The entries below must be reproduced exactly; their pictures are not part of the copy.

*** Input records Section Begins ***

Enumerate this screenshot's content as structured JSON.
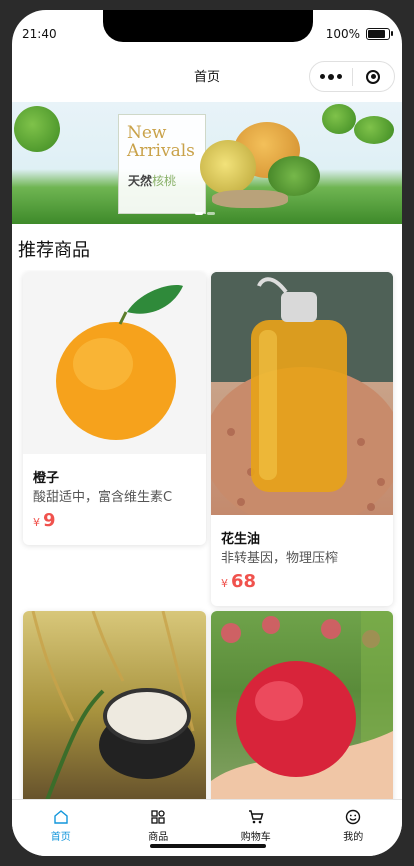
{
  "status_bar": {
    "time": "21:40",
    "battery_text": "100%",
    "battery_level": 1.0
  },
  "nav": {
    "title": "首页"
  },
  "banner": {
    "headline": "New Arrivals",
    "subtitle_main": "天然",
    "subtitle_accent": "核桃",
    "slide_count": 2,
    "active_slide": 1
  },
  "section": {
    "title": "推荐商品"
  },
  "products": [
    {
      "name": "橙子",
      "desc": "酸甜适中，富含维生素C",
      "currency": "¥",
      "price": "9",
      "image_icon": "orange-image"
    },
    {
      "name": "花生油",
      "desc": "非转基因，物理压榨",
      "currency": "¥",
      "price": "68",
      "image_icon": "peanut-oil-image"
    },
    {
      "name": "",
      "desc": "",
      "currency": "",
      "price": "",
      "image_icon": "rice-image"
    },
    {
      "name": "",
      "desc": "",
      "currency": "",
      "price": "",
      "image_icon": "apple-image"
    }
  ],
  "tabbar": [
    {
      "label": "首页",
      "icon": "home-icon",
      "active": true
    },
    {
      "label": "商品",
      "icon": "category-icon",
      "active": false
    },
    {
      "label": "购物车",
      "icon": "cart-icon",
      "active": false
    },
    {
      "label": "我的",
      "icon": "smile-icon",
      "active": false
    }
  ],
  "colors": {
    "accent": "#1296db",
    "price": "#f0524d"
  }
}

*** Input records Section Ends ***

Answer to this exercise:
Enumerate this screenshot's content as structured JSON.
{
  "status_bar": {
    "time": "21:40",
    "battery_text": "100%",
    "battery_level": 1.0
  },
  "nav": {
    "title": "首页"
  },
  "banner": {
    "headline": "New Arrivals",
    "subtitle_main": "天然",
    "subtitle_accent": "核桃",
    "slide_count": 2,
    "active_slide": 1
  },
  "section": {
    "title": "推荐商品"
  },
  "products": [
    {
      "name": "橙子",
      "desc": "酸甜适中，富含维生素C",
      "currency": "¥",
      "price": "9",
      "image_icon": "orange-image"
    },
    {
      "name": "花生油",
      "desc": "非转基因，物理压榨",
      "currency": "¥",
      "price": "68",
      "image_icon": "peanut-oil-image"
    },
    {
      "name": "",
      "desc": "",
      "currency": "",
      "price": "",
      "image_icon": "rice-image"
    },
    {
      "name": "",
      "desc": "",
      "currency": "",
      "price": "",
      "image_icon": "apple-image"
    }
  ],
  "tabbar": [
    {
      "label": "首页",
      "icon": "home-icon",
      "active": true
    },
    {
      "label": "商品",
      "icon": "category-icon",
      "active": false
    },
    {
      "label": "购物车",
      "icon": "cart-icon",
      "active": false
    },
    {
      "label": "我的",
      "icon": "smile-icon",
      "active": false
    }
  ],
  "colors": {
    "accent": "#1296db",
    "price": "#f0524d"
  }
}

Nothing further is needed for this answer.